Now let’s return to Comey’s statement:

Her initial check of Roof’s criminal history showed that he had been arrested in South Carolina March 1 on a felony drug charge. This charge alone is not enough to deny proceeding with the transaction. As a result, this charge required further inquiry of two potential reasons to deny the transaction. First, the person could have been convicted of a felony since the arrest. Second, the underlying facts of the arrest could show the person to be an unlawful drug user or addict.

A few thoughts (again, tentative, since my analysis might be mistaken):

  • The first sentence may well be technically right: The South Carolina records error noted above may have led the examiner to believe that Roof had been arrested for a felony (even though the records were mistaken, since the charge was a misdemeanor). I don’t know when the records error was corrected, but Comey’s statement suggests that this wasn’t until after April 13, when the background check was conducted. I do think, though, that saying “showed that he had been arrested … on a felony drug charge” was potentially misleading here (since it can easily be read, and has been read by some, as meaning “showed something that is indeed true”). Rather, it appears that the examiner’s initial check led her to believe that he had been arrested on a felony drug charge.
  • Another possibly confusing item: a felony drug charge, in the sense of an indictment or an information alleging a felony, would indeed be enough to deny proceeding with the transaction. An arrest leading to such a charge would not be enough, since what triggers the disqualifications is the filing of charges, not the arrest.
  • When an examiner sees what appears to be an arrest on a felony drug charge, there are three potential reasons to deny the transaction. First, the person indeed could have been convicted of a felony since the arrest. But second (and something that very likely would happen after the arrest, and before the conviction), the person could have been indicted on a felony charge, which would itself disqualify him from buying a gun from a dealer. And third, he could be an unlawful drug user or addict.

So FBI Director Comey’s bottom line may well have been right, and the examiner could have found the arrest report and concluded that Roof was disqualified under the (d)(3) unlawful-drug-user prohibition. But readers of the statement (and of some news reports on the statement) might end up being confused about the facts — thinking Roof had been arrested for felony drug possession, whereas he had really been arrested for misdemeanor drug possession — and about the law (thinking that the federal felony-related gun sales ban applies only to people who have been convicted of felonies, whereas it also applies to people who are under indictment for felonies).

Finally, let me stress again: This is my tentative understanding, and please let me know if I’m mistaken (in which case I will of course correct the post).

Thanks to Jim Schaller for the pointer.
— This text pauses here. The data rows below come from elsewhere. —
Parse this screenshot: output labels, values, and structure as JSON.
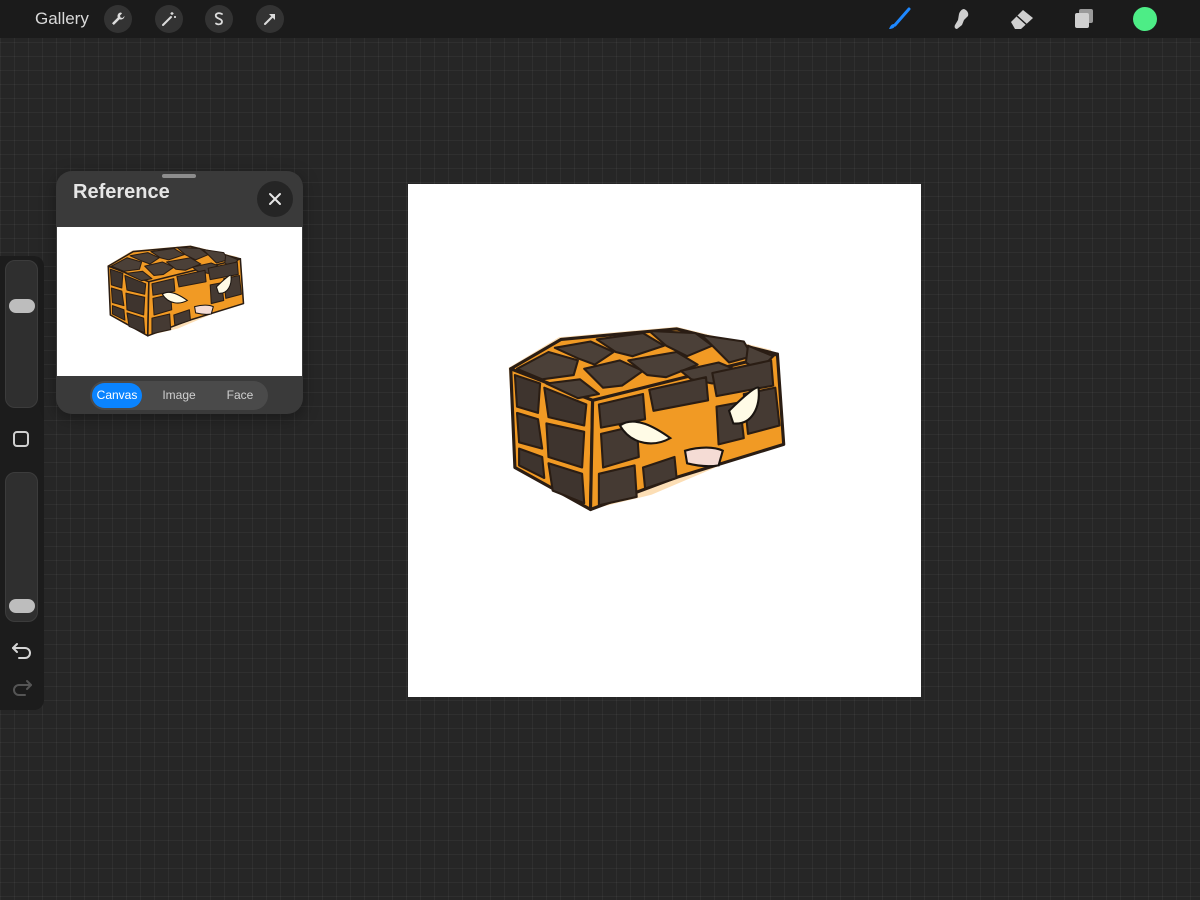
{
  "topbar": {
    "gallery_label": "Gallery",
    "left_tools": [
      "wrench-icon",
      "magic-wand-icon",
      "selection-icon",
      "transform-arrow-icon"
    ],
    "right_tools": [
      "brush-icon",
      "smudge-icon",
      "eraser-icon",
      "layers-icon"
    ],
    "active_tool": "brush-icon",
    "active_tool_color": "#1e88ff",
    "current_color": "#4ded86"
  },
  "sidebar": {
    "brush_size_level": 0.72,
    "opacity_level": 0.04,
    "controls": [
      "modify-button",
      "undo-icon",
      "redo-icon"
    ]
  },
  "reference": {
    "title": "Reference",
    "close_icon": "close-icon",
    "segments": [
      {
        "label": "Canvas",
        "active": true
      },
      {
        "label": "Image",
        "active": false
      },
      {
        "label": "Face",
        "active": false
      }
    ],
    "accent_color": "#0a84ff"
  },
  "canvas": {
    "background": "#ffffff",
    "artwork": "lava-rock-block-character"
  }
}
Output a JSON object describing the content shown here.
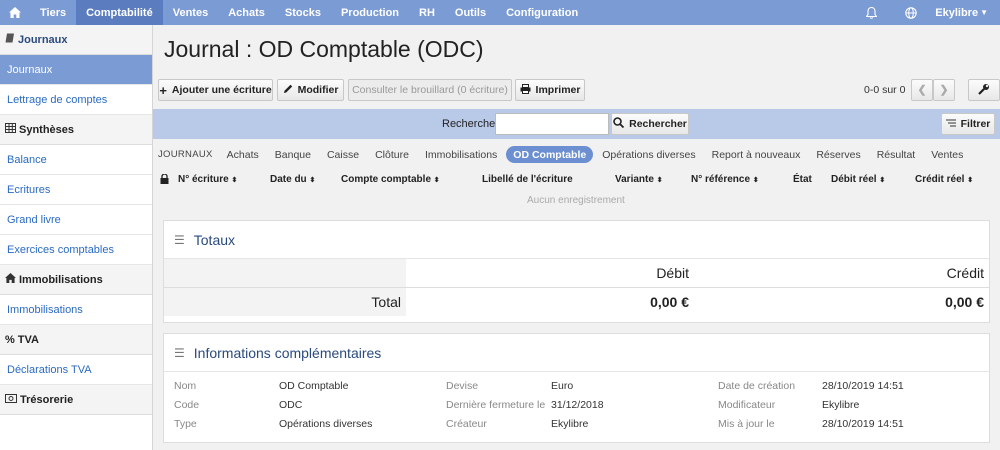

UPDATE: I originally wrote “Moreover, ‘indictment’ has been read as covering not just indictments by grand juries, but also ‘informations’ filed by police officers” instead of “… filed by prosecutors” — of course, criminal informations are filed by prosecutors, not police officers, but I somehow miswrote this; my apologies for the error, and thanks to commenter LouGots for alerting me to it. I have corrected it above.